-- RECORDED INFORMATION follows --

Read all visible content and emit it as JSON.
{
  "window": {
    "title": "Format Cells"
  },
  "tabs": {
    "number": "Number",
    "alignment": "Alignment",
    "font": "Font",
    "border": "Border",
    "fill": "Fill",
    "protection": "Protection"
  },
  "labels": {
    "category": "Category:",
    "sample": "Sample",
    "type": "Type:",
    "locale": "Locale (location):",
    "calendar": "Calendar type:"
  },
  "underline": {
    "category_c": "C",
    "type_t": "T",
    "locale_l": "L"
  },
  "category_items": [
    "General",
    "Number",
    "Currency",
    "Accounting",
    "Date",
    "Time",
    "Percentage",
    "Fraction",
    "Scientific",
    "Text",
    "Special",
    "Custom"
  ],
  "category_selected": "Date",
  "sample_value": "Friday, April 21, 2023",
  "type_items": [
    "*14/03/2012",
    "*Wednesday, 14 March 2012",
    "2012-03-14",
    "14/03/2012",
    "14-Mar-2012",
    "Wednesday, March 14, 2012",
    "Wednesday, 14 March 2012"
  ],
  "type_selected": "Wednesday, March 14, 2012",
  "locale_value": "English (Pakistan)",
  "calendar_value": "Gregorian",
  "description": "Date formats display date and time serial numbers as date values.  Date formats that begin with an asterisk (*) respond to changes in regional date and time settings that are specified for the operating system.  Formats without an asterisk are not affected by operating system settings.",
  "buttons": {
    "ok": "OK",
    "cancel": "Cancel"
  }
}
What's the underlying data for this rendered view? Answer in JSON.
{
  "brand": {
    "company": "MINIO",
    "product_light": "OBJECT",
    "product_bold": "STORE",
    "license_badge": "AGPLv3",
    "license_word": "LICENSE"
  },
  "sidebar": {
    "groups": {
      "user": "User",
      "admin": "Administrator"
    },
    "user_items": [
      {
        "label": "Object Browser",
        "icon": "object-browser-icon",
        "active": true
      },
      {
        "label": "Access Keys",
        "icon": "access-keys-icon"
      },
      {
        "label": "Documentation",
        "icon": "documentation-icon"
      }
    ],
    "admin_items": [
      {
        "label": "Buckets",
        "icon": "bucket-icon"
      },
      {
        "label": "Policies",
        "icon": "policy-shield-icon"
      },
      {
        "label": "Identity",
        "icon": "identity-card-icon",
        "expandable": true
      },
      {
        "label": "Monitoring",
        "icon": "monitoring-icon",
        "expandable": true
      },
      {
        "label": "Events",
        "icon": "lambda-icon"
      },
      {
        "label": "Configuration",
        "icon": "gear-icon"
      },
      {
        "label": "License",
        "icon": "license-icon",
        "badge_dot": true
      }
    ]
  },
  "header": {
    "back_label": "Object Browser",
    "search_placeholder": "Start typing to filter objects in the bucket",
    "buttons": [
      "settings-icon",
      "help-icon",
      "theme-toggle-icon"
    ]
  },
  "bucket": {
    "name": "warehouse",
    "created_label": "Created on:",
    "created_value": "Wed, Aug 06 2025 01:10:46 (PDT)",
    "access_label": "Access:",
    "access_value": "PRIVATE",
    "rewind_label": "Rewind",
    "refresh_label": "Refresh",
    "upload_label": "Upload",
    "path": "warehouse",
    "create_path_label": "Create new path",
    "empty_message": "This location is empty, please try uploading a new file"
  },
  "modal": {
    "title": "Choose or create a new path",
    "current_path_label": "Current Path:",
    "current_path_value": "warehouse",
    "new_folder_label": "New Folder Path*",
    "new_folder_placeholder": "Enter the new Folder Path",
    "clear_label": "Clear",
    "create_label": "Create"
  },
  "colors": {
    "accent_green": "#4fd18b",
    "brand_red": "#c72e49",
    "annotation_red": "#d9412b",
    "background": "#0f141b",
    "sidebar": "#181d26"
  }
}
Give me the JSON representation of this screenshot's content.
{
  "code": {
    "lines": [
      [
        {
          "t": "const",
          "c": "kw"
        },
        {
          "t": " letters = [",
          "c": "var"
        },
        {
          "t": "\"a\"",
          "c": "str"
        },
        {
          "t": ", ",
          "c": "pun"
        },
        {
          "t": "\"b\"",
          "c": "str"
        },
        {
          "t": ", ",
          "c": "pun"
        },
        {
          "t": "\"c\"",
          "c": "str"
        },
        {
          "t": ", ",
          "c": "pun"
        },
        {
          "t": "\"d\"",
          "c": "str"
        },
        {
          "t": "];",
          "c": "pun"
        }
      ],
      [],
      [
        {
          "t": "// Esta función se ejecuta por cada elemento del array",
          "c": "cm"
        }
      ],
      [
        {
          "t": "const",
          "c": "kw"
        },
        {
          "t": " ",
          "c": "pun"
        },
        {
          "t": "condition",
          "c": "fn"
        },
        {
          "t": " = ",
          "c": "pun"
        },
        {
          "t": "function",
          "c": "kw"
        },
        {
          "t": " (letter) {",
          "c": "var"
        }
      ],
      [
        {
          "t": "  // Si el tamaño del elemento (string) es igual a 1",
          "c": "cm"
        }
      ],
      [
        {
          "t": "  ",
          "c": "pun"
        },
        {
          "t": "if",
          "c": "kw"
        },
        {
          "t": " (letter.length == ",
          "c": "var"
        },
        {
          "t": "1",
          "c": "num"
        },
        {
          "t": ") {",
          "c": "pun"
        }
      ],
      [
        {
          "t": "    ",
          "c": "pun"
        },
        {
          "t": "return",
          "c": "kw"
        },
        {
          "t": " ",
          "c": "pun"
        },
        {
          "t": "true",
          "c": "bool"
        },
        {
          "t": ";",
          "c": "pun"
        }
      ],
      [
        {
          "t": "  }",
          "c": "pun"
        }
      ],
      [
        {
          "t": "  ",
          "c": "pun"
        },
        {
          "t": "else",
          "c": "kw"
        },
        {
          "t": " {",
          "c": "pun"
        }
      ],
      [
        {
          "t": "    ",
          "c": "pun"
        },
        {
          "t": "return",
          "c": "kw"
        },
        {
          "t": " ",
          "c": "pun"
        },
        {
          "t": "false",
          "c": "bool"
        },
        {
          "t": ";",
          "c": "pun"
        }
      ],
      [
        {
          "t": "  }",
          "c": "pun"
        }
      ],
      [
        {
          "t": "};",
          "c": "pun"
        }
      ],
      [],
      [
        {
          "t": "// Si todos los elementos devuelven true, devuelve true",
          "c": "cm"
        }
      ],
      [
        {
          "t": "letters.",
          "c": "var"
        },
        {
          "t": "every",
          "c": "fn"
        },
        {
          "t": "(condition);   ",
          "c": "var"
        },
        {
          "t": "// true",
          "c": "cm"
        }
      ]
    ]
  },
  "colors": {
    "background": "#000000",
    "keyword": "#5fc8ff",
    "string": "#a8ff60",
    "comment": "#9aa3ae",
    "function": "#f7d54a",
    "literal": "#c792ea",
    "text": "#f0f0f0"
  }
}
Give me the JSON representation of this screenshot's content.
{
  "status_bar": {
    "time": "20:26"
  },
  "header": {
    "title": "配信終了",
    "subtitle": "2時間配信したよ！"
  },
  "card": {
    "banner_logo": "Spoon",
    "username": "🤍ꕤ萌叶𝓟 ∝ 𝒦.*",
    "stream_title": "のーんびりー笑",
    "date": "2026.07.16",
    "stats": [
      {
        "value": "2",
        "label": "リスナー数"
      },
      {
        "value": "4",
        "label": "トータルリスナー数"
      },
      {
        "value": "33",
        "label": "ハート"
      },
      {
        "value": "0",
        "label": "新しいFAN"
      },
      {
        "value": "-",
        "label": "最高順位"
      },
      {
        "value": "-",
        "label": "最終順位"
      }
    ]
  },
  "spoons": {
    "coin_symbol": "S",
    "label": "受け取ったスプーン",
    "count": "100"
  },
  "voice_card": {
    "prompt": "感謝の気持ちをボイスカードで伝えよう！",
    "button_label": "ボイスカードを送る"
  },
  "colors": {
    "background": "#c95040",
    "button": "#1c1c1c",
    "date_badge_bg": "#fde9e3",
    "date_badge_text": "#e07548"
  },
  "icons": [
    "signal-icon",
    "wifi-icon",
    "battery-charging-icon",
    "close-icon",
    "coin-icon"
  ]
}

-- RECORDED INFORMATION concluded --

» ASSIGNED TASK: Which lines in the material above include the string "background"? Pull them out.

» RESULT:
    "background": "#0f141b",
    "background": "#000000",
    "background": "#c95040",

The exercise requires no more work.